  1. NAI: Home Dept. (Political), A, March 1915, Nos. 1-13, Report of the ‘Komagata Maru’ Committee of Enquiry, pp. 4-11. Hereafter referred to as the “Report”.
  2. The committee was chaired by Sir William Vincent, then Home Member in the Viceroy’s Executive Council. I have not been able to ascertain whether this report was released to the public. Although its dissemination would have been in the government’s own interest, it is quite possible that it was not at that time believed that official accountability had to extend so far as to print for public consumption a report that might have inflamed public opinion, and that held out the possibility of alienating Indians from the war effort.
  3. T. R. Sareen, “The Ghadr Party”, in We Fought Together for Freedom: Chapters from the Indian National Movement, ed. Ravi Dayal (Delhi: Oxford University Press for Indian Council of Historical Research, 1995), p. 69. Sareen offers (pp. 61-77) a succinct account of the Ghadr movement and the Komagata Maru incident.

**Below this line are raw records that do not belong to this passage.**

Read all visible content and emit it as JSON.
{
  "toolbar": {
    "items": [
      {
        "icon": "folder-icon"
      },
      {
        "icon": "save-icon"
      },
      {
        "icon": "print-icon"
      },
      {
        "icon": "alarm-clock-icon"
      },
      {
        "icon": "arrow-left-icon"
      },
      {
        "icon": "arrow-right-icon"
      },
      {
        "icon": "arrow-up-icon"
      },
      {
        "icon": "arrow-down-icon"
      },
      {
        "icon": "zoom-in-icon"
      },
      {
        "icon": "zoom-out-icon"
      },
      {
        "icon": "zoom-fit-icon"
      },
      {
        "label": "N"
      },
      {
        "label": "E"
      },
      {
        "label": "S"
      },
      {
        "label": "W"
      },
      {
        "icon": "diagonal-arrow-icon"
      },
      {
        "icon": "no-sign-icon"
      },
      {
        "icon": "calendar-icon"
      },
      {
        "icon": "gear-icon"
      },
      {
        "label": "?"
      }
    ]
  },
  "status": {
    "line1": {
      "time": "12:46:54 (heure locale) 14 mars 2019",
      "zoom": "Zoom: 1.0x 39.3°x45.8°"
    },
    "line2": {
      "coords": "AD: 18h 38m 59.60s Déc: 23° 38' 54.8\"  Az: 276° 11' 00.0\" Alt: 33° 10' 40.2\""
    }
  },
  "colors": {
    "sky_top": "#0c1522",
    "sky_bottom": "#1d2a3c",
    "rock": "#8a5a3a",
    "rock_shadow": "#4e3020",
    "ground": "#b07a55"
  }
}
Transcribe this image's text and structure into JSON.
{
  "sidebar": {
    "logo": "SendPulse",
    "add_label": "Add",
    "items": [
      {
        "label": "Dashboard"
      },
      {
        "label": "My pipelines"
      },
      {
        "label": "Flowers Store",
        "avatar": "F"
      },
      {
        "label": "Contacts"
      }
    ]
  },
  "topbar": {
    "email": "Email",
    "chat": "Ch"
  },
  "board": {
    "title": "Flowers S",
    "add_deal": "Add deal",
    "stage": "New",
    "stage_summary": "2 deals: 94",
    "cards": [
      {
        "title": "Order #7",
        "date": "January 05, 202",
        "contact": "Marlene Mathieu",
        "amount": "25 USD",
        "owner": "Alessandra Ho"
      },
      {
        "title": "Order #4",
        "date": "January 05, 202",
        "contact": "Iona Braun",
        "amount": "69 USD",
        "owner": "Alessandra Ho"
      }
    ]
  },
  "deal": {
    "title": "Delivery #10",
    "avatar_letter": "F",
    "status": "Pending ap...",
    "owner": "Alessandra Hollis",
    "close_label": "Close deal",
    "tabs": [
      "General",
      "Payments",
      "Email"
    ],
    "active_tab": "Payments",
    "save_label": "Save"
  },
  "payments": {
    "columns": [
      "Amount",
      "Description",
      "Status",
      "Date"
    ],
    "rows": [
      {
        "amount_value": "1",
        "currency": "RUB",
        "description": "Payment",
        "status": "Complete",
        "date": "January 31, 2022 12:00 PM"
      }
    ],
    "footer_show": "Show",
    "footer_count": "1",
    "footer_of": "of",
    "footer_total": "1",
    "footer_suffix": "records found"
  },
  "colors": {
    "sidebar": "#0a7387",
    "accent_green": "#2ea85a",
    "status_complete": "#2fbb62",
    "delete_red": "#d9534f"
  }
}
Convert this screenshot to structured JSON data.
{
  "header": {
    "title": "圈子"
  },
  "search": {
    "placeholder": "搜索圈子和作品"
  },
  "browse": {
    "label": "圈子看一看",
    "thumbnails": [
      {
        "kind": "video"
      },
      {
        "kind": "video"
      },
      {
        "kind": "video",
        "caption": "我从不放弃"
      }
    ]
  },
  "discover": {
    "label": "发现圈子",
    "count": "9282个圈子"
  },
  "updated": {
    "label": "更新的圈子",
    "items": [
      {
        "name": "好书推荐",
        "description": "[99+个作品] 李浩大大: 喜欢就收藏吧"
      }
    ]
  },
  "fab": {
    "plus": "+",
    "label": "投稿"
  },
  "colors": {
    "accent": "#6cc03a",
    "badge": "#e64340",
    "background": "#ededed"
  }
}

[This article is adapted from Chapter III of the author’s unpublished Ph.D. dissertation, “Committees of Inquiry and Discourses of ‘Law and Order’ in Twentieth-Century British India”, The University of Chicago, 1992.]